I much prefer Pete Wishart’s suggestion. The SNP member for Perth and North Perthshire has proposed that the Houses of Parliament simply become tourist attractions.
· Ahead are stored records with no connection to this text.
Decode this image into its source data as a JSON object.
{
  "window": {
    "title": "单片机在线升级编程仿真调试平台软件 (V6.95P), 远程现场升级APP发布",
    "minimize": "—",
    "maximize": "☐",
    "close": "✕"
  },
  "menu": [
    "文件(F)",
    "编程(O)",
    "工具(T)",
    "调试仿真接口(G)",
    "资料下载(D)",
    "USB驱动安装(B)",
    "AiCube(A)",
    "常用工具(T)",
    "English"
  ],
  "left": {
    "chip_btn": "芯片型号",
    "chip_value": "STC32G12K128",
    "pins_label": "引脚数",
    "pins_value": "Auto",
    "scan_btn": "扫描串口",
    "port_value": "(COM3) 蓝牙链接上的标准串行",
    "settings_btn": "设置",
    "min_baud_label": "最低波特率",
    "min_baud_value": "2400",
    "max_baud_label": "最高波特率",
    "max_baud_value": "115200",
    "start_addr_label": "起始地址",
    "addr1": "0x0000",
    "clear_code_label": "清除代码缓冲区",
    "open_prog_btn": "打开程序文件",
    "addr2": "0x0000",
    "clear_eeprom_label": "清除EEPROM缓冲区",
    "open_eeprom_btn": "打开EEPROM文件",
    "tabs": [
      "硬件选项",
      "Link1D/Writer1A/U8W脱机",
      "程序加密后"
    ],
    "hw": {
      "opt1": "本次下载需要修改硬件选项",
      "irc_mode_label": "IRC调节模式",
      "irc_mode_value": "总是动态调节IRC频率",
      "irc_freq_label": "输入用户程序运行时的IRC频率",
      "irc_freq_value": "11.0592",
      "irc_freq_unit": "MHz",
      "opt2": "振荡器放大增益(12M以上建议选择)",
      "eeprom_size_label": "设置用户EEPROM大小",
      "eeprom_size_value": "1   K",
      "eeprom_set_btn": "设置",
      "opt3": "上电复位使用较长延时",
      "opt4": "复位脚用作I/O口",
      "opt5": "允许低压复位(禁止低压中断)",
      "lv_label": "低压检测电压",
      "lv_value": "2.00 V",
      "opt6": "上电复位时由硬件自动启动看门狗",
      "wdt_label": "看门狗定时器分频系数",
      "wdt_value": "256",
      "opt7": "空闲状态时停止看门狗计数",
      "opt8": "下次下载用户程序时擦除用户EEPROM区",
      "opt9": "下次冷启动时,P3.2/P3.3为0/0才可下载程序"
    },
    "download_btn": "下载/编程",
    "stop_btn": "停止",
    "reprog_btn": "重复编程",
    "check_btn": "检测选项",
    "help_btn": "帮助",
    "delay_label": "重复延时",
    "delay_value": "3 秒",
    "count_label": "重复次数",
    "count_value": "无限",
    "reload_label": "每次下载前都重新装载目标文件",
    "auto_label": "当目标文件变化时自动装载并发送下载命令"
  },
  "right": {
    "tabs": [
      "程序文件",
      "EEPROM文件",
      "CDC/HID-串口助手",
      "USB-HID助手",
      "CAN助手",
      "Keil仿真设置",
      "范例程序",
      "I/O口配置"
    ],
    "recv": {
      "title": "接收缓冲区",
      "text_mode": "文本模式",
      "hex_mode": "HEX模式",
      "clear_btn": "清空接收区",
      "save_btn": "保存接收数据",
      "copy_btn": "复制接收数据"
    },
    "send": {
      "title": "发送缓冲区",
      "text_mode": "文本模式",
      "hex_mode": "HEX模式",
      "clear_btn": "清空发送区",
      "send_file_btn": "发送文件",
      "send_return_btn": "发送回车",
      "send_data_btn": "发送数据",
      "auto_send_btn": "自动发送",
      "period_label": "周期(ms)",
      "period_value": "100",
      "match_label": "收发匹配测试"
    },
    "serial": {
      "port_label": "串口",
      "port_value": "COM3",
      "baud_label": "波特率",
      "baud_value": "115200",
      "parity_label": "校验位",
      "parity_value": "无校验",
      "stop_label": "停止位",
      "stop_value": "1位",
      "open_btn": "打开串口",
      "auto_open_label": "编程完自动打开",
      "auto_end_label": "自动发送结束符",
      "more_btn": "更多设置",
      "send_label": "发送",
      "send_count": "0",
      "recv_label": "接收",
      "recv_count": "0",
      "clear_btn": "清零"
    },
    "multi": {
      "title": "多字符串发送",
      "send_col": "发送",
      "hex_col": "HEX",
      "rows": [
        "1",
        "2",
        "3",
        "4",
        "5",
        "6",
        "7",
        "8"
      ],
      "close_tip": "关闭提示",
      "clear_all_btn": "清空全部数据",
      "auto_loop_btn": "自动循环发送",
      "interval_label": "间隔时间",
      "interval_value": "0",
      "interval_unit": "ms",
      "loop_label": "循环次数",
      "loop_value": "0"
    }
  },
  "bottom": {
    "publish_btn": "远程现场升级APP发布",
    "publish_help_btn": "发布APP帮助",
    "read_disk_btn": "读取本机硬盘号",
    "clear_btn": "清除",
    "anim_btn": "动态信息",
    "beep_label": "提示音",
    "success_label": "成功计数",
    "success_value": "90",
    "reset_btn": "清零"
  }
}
This has much to commend it. A guided tour of the museum of Westminster would be a major attraction and a real eye-opener if conducted in an authentic and meaningful manner.

As an appetiser I’d be tempted to begin the tour with a promenade through the myriad bars and drinking dens of Westminster which have played host to the antics of generations of our public servants as they got howling on beer subsidised by us.

And look, here is the public gallery, usually referred to as the Strangers’ Gallery and so-called because it adequately describes the relationship of most MPs to the sort of people who sit in it. And here’s the Press Gallery where generations of political journalists have got together to ensure that the pre-agreed line is conveyed and one that won’t scare the horses.

And there’s the vast dining room where Britain’s corporate elite daily meet with MPs to bribe them into passing legislation favourable to their commercial interests, sorry: seek to persuade them always to do the right thing in the interests of the majority of the voters who put them there.

Over here is the statue of Margaret Thatcher who destroyed Britain’s heavy industries and sacrificed British soldiers in defending a tiny island, of which most were blissfully unaware, just in time for a General Election.

And this was where 418 Labour MPs sat in 1997 and duly spent most of the next decade betraying their supporters by failing to repair the damage Thatcher caused in the communities who had chiefly entrusted them with their votes.

And there at last is where the British Conservatives sat, including their Scottish colleagues in the infant section, when they walked over the sovereign will of the Scottish Parliament in the course of the EU Withdrawal Bill.

And if by 2025 the Scottish people have continued to opt for remaining a part of this perhaps they could be represented in the Strangers’ Gallery by three wise monkeys made of straw.